Measuring the Price of Silver.
Posted by C Scheftic on 2010/09/17
Do you follow the “price” of silver?
It looks like it hit right around $21/oz on some foreign markets for a brief moment earlier this morning (around 4 am New York City time).
It’s back down by a few cents now (as I write this mid-afternoon) since the New York markets opened. Though prices have been bouncing around higher than “usual” for the past five to seven years, the 20-and-high-change numbers this week are still the highest silver’s been since the price spiked (to as much as $50/oz) in the early 1980s
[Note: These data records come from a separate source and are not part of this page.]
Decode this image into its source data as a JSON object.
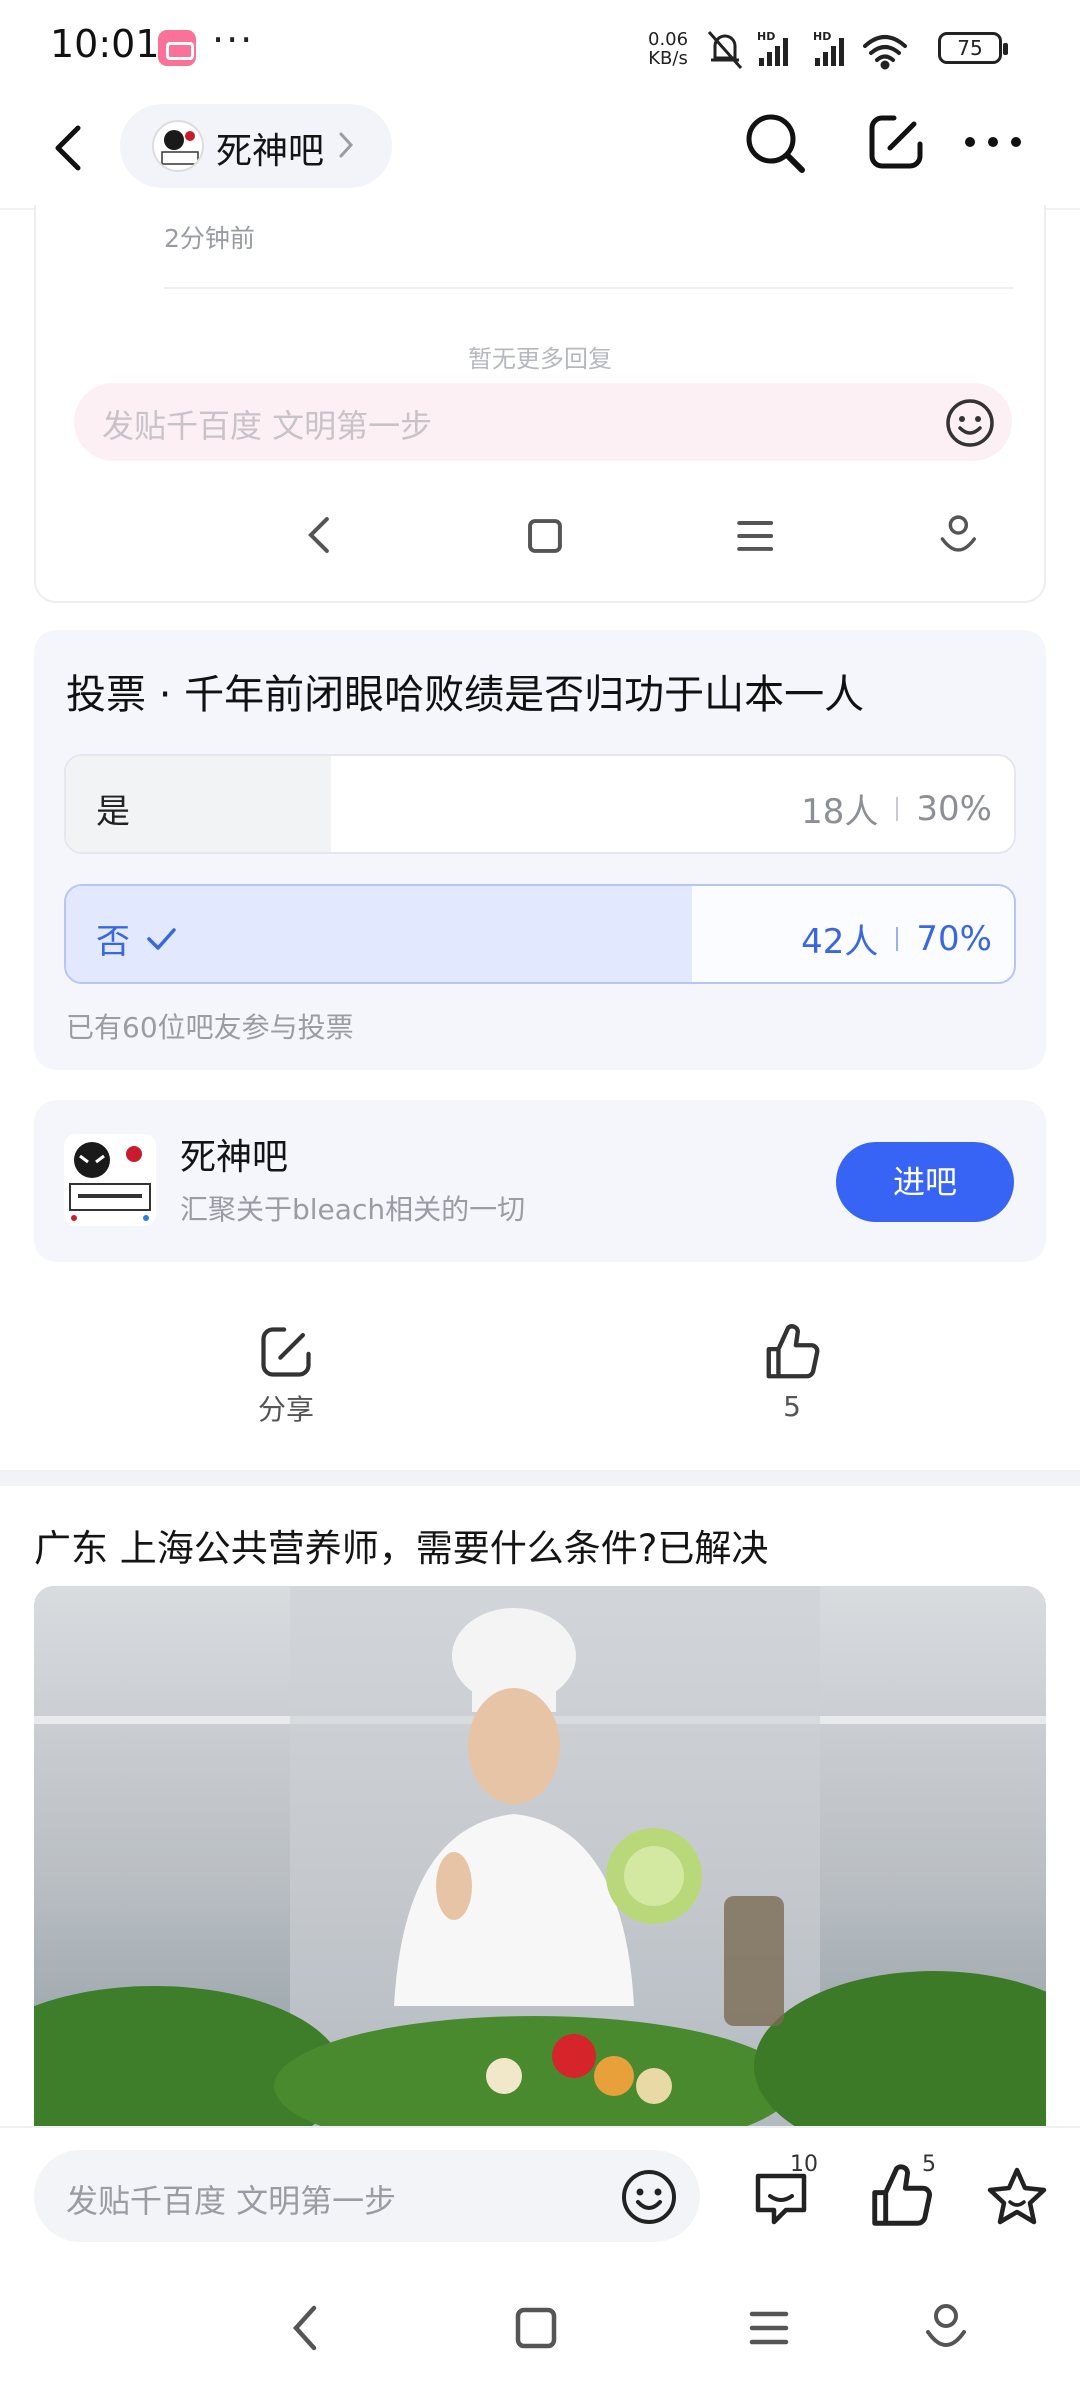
{
  "status_bar": {
    "time": "10:01",
    "overflow_dots": "···",
    "net_speed_value": "0.06",
    "net_speed_unit": "KB/s",
    "battery": "75",
    "icons": [
      "bilibili-app-icon",
      "mute-bell-icon",
      "hd-signal-icon",
      "hd-signal-icon",
      "wifi-icon",
      "battery-icon"
    ]
  },
  "header": {
    "forum_name": "死神吧",
    "icons": [
      "back-arrow-icon",
      "search-icon",
      "edit-icon",
      "more-icon"
    ]
  },
  "embed": {
    "time": "2分钟前",
    "no_more": "暂无更多回复",
    "input_placeholder": "发贴千百度 文明第一步"
  },
  "vote": {
    "title": "投票 · 千年前闭眼哈败绩是否归功于山本一人",
    "options": [
      {
        "label": "是",
        "people": "18人",
        "percent": "30%",
        "selected": false
      },
      {
        "label": "否",
        "people": "42人",
        "percent": "70%",
        "selected": true
      }
    ],
    "participants": "已有60位吧友参与投票"
  },
  "forum_card": {
    "name": "死神吧",
    "desc": "汇聚关于bleach相关的一切",
    "enter_label": "进吧"
  },
  "actions": {
    "share_label": "分享",
    "like_count": "5"
  },
  "recommend": {
    "title": "广东 上海公共营养师，需要什么条件?已解决"
  },
  "bottom_bar": {
    "input_placeholder": "发贴千百度 文明第一步",
    "comment_count": "10",
    "like_count": "5"
  },
  "colors": {
    "accent": "#3864f6",
    "vote_selected": "#3a66df",
    "card_bg": "#f5f6fb"
  }
}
That’s back when I first got interested in metalsmithing; it was a secondary reason why I didn’t pursue this more actively at that time. The primary reason was that I tried several different classes, all of which were very unpleasant experiences. I wondered then, and more recently confirmed, that it was just my luck to have drawn a few really dreadful teachers. But watching the raw material price climb from its historic $5/oz to $50/oz at the same time sure didn’t provide an incentive to try more classes. Instead, I just started prowling antique shops, estate sales, flea markets, and the occasional museum, to examine and admire older pieces and gain a different kind of education, a better appreciation of what others had done over time with precious metals, gemstones, and more.
Of course, the nominal price and the actual price differ as well. That $20-something an ounce is what a large-scale “investor” might pay for quantities of the stuff. They are the ones who drive the prices. The actual small-scale jeweler (and hobbyists) will pay much more, once you’ve added on the mark-ups for various brokers (those involved in trading the raw material), fabricators (who turn ingots into sheet or wire, or reclaimed fragments into the powders used in metal clays), distributors, shippers, and more. Thus, in round numbers, when the nominal price of silver is around $20, I figure it’ll cost me at least $50. (I still don’t want to think what I’ll do if the nominal price reaches $50…)
Oh, and the ounces we’re talking about are troy ounces. I resist the urge to include here a math lesson on troy versus avoirdupois weights. (Gold and silver merchants use the former; bakers and butchers use the latter.) I can do so if anyone requests it…. For now I’ll just point out that a troy ounce is heavier than an avoirdupois ounce, while a troy pound is lighter than an avoirdupois pound! Which is why a lot of people prefer metric measures: a gram is a gram, a kilogram is a thousand grams, no matter what you’re weighing.
There are many sources of information on precious metals prices, should you want to track them yourself; for now I’ll provide two links. Both have daily and historical charts, but:
- KitcoSilver.com also has hourly information for several recent days and
- At the bottom of this SilverPrice.org page is a chart that goes back before the silver price spike I mentioned above.